Karimov cultivated no apparent successor, and his death raised concerns that the predominantly Sunni Muslim country could face prolonged infighting among clans over its leadership, something its Islamic radical movement could exploit.

“The death of Islam Karimov may open a pretty dangerous period of unpredictability and uncertainty in Uzbekistan,” Alexei Pushkov, head of the Russian parliament’s foreign affairs committee, told the Tass news agency on Friday.

Given the lack of access to the strategic country, it’s hard to judge how powerful the Islamic Movement of Uzbekistan might be. Over the years, the group has been affiliated with the Taliban, al-Qaida and the Islamic State group, and it has sent fighters abroad.

Under the Uzbek constitution, if the president dies his duties pass temporarily to the head of the senate until an election can be held within three months. However, the head of the Uzbek senate is regarded as unlikely to seek permanent power and Karimov’s demise is expected to set off a period of jockeying for political influence.

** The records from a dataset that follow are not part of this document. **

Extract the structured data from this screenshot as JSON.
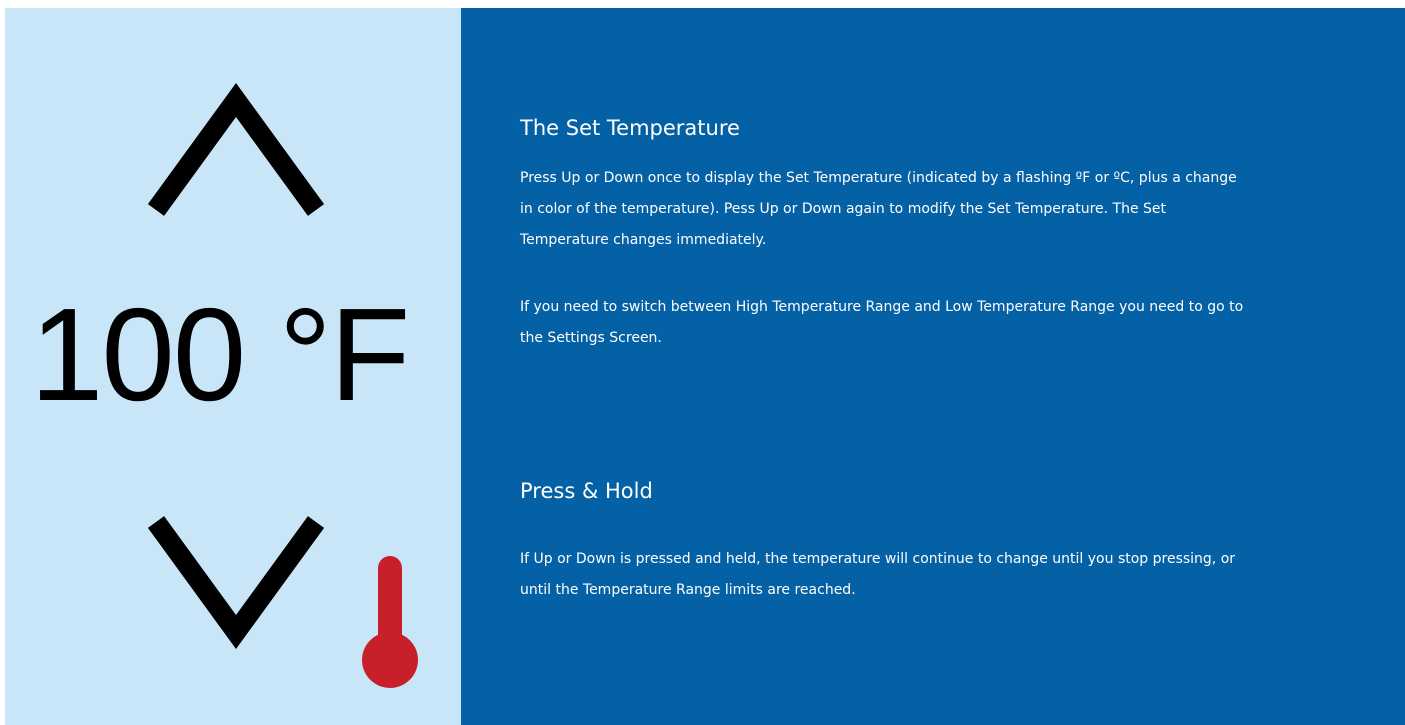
{
  "display": {
    "temperature": "100 °F",
    "up_control": "chevron-up-icon",
    "down_control": "chevron-down-icon",
    "indicator": "thermometer-icon"
  },
  "sections": [
    {
      "title": "The Set Temperature",
      "paragraphs": [
        "Press Up or Down once to display the Set Temperature (indicated by a flashing ºF or ºC, plus a change in color of the temperature). Pess Up or Down again to modify the Set Temperature. The Set Temperature changes immediately.",
        "If you need to switch between High Temperature Range and Low Temperature Range you need to go to the Settings Screen."
      ]
    },
    {
      "title": "Press & Hold",
      "paragraphs": [
        "If Up or Down is pressed and held, the temperature will continue to change until you stop pressing, or until the Temperature Range limits are reached."
      ]
    }
  ],
  "colors": {
    "left_panel": "#c9e6f8",
    "right_panel": "#0561a6",
    "thermometer": "#c8202a",
    "text": "#ffffff"
  }
}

Karimov was known as a tyrant with an explosive temper and a penchant for cruelty. His troops killed hundreds unarmed demonstrators with machine guns during a 2005 uprising, he jailed thousands of political opponents, and his henchmen reportedly boiled some dissidents to death.

September 02, 2016

MOSCOW (AP) — Russia’s state news agency is citing the government of Uzbekistan as saying that President Islam Karimov has died. The 78-year-old Karimov was the only leader independent Uzbekistan ever had. He was reported to have been hospitalized last week and rumors of his death have circulated for days.

The RIA-Novosti news agency on Friday cited the Uzbek government as saying his funeral would be held on Saturday.